(Beginning of Provided records)
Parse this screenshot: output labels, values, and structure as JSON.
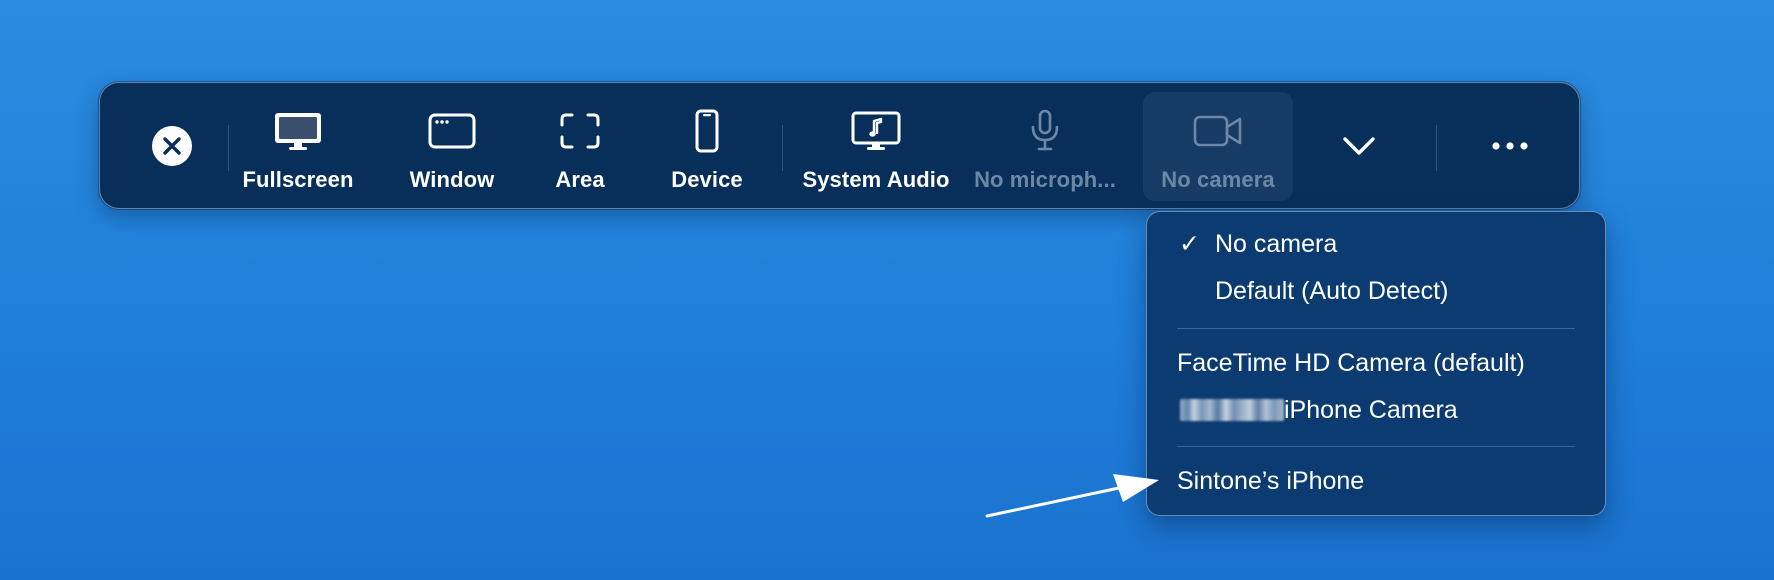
{
  "toolbar": {
    "close_icon": "close-icon",
    "tools": [
      {
        "id": "fullscreen",
        "label": "Fullscreen",
        "icon": "monitor-icon",
        "enabled": true
      },
      {
        "id": "window",
        "label": "Window",
        "icon": "window-icon",
        "enabled": true
      },
      {
        "id": "area",
        "label": "Area",
        "icon": "area-selection-icon",
        "enabled": true
      },
      {
        "id": "device",
        "label": "Device",
        "icon": "phone-icon",
        "enabled": true
      },
      {
        "id": "system_audio",
        "label": "System Audio",
        "icon": "monitor-music-icon",
        "enabled": true
      },
      {
        "id": "microphone",
        "label": "No microph...",
        "icon": "microphone-icon",
        "enabled": false
      },
      {
        "id": "camera",
        "label": "No camera",
        "icon": "video-camera-icon",
        "enabled": false,
        "selected": true
      }
    ],
    "chevron_icon": "chevron-down-icon",
    "more_icon": "more-dots-icon"
  },
  "camera_menu": {
    "items": [
      {
        "label": "No camera",
        "checked": true,
        "check_glyph": "✓"
      },
      {
        "label": "Default (Auto Detect)",
        "checked": false
      },
      {
        "label": "FaceTime HD Camera (default)",
        "checked": false
      },
      {
        "label": "iPhone Camera",
        "checked": false,
        "redacted_prefix": true
      },
      {
        "label": "Sintone’s iPhone",
        "checked": false
      }
    ]
  },
  "annotation": {
    "arrow_icon": "pointer-arrow-icon",
    "color": "#ffffff"
  },
  "colors": {
    "background": "#2285dd",
    "toolbar": "#082f5a",
    "menu": "#0b3b70",
    "disabled_text": "#6d88a6"
  }
}
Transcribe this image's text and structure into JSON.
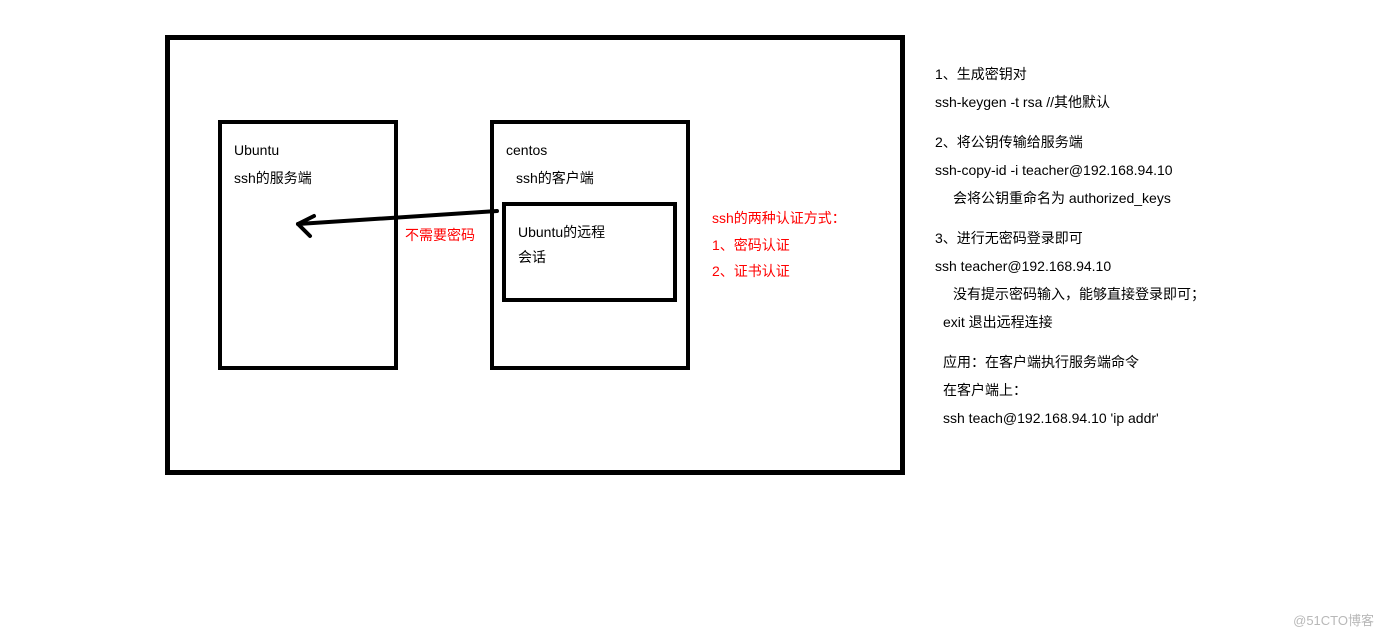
{
  "diagram": {
    "ubuntu": {
      "title": "Ubuntu",
      "role": "ssh的服务端"
    },
    "centos": {
      "title": "centos",
      "role": "ssh的客户端"
    },
    "session": {
      "line1": "Ubuntu的远程",
      "line2": "会话"
    },
    "no_password": "不需要密码",
    "auth_methods": {
      "heading": "ssh的两种认证方式：",
      "item1": "1、密码认证",
      "item2": "2、证书认证"
    }
  },
  "steps": {
    "s1_title": "1、生成密钥对",
    "s1_cmd": "ssh-keygen -t rsa   //其他默认",
    "s2_title": "2、将公钥传输给服务端",
    "s2_cmd": "ssh-copy-id  -i teacher@192.168.94.10",
    "s2_note": "会将公钥重命名为 authorized_keys",
    "s3_title": "3、进行无密码登录即可",
    "s3_cmd": "ssh teacher@192.168.94.10",
    "s3_note": "没有提示密码输入，能够直接登录即可；",
    "s3_exit": "exit 退出远程连接",
    "app_title": "应用：在客户端执行服务端命令",
    "app_where": "在客户端上：",
    "app_cmd": "ssh teach@192.168.94.10 'ip addr'"
  },
  "watermark": "@51CTO博客"
}
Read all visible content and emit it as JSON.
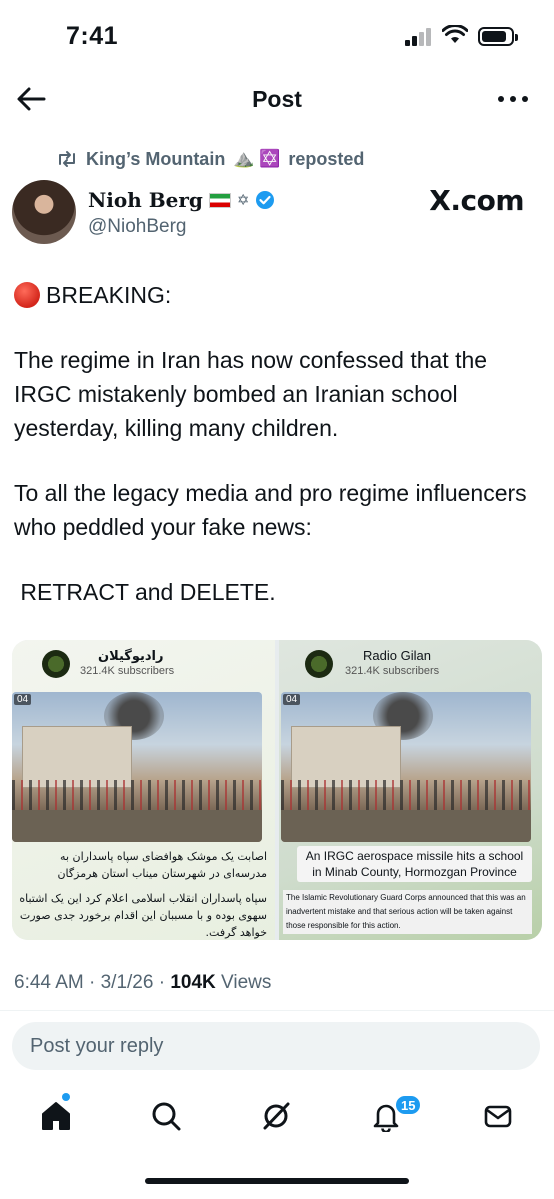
{
  "status_bar": {
    "time": "7:41",
    "battery_level": 0.85
  },
  "header": {
    "title": "Post"
  },
  "repost": {
    "label": "King’s Mountain",
    "emoji": "⛰️ ✡️",
    "suffix": "reposted"
  },
  "author": {
    "name": "Nioh Berg",
    "name_emoji": "✡",
    "handle": "@NiohBerg",
    "verified": true
  },
  "watermark": "X.com",
  "post": {
    "breaking": "BREAKING:",
    "paragraph_1": "The regime in Iran has now confessed that the IRGC mistakenly bombed an Iranian school yesterday, killing many children.",
    "paragraph_2": "To all the legacy media and pro regime influencers who peddled your fake news:",
    "paragraph_3": " RETRACT and DELETE."
  },
  "media": {
    "left": {
      "channel_name": "راديوگيلان",
      "subscribers": "321.4K subscribers",
      "timecode": "04",
      "caption_1": "اصابت یک موشک هوافضای سپاه پاسداران به مدرسه‌ای در شهرستان میناب استان هرمزگان",
      "caption_2": "سپاه پاسداران انقلاب اسلامی اعلام کرد این یک اشتباه سهوی بوده و با مسببان این اقدام برخورد جدی صورت خواهد گرفت."
    },
    "right": {
      "channel_name": "Radio Gilan",
      "subscribers": "321.4K subscribers",
      "timecode": "04",
      "caption_1": "An IRGC aerospace missile hits a school in Minab County, Hormozgan Province",
      "caption_2": "The Islamic Revolutionary Guard Corps announced that this was an inadvertent mistake and that serious action will be taken against those responsible for this action."
    }
  },
  "meta": {
    "time": "6:44 AM",
    "date": "3/1/26",
    "views_count": "104K",
    "views_label": "Views",
    "separator": "·"
  },
  "reply": {
    "placeholder": "Post your reply"
  },
  "nav": {
    "notifications_badge": "15"
  },
  "colors": {
    "accent": "#1d9bf0",
    "text_secondary": "#536471",
    "text_primary": "#0f1419"
  }
}
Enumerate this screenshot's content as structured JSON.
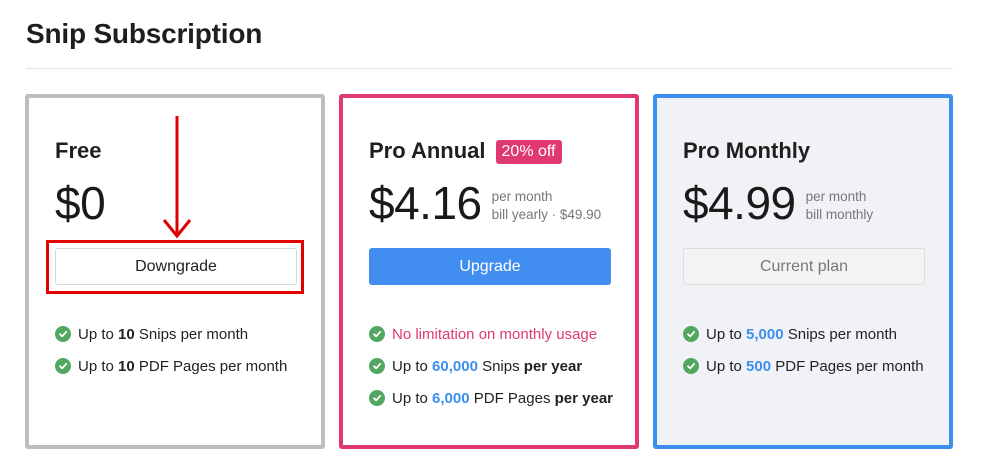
{
  "page_title": "Snip Subscription",
  "colors": {
    "free_border": "#bdbdbd",
    "annual_border": "#e0396f",
    "monthly_border": "#3d8ef1",
    "upgrade_button": "#418df0",
    "check": "#52a860",
    "annotation": "#e00000"
  },
  "plans": {
    "free": {
      "name": "Free",
      "price": "$0",
      "button": "Downgrade",
      "features": [
        {
          "pre": "Up to ",
          "value": "10",
          "post": " Snips per month"
        },
        {
          "pre": "Up to ",
          "value": "10",
          "post": " PDF Pages per month"
        }
      ]
    },
    "annual": {
      "name": "Pro Annual",
      "badge": "20% off",
      "price": "$4.16",
      "note_line1": "per month",
      "note_line2": "bill yearly · $49.90",
      "button": "Upgrade",
      "features": [
        {
          "text": "No limitation on monthly usage"
        },
        {
          "pre": "Up to ",
          "value": "60,000",
          "post": " Snips ",
          "bold": "per year"
        },
        {
          "pre": "Up to ",
          "value": "6,000",
          "post": " PDF Pages ",
          "bold": "per year"
        }
      ]
    },
    "monthly": {
      "name": "Pro Monthly",
      "price": "$4.99",
      "note_line1": "per month",
      "note_line2": "bill monthly",
      "button": "Current plan",
      "features": [
        {
          "pre": "Up to ",
          "value": "5,000",
          "post": " Snips per month"
        },
        {
          "pre": "Up to ",
          "value": "500",
          "post": " PDF Pages per month"
        }
      ]
    }
  },
  "icons": {
    "check": "check-circle-icon",
    "annotation": "down-arrow-icon"
  }
}
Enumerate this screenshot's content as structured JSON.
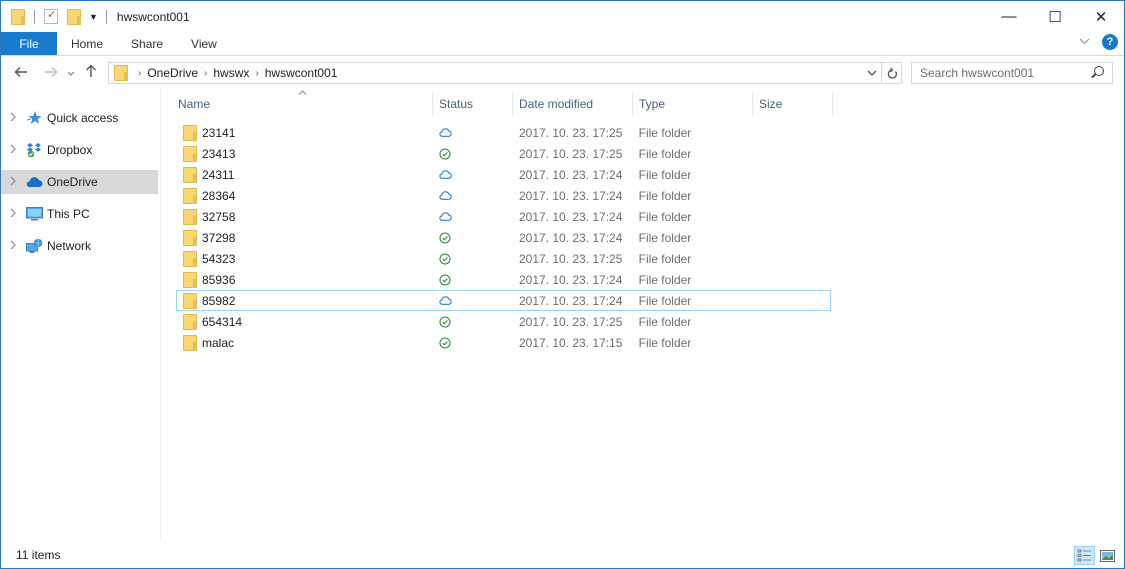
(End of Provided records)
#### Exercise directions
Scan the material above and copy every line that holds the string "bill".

#### Written answer
      "note_line2": "bill yearly · $49.90",
      "note_line2": "bill monthly",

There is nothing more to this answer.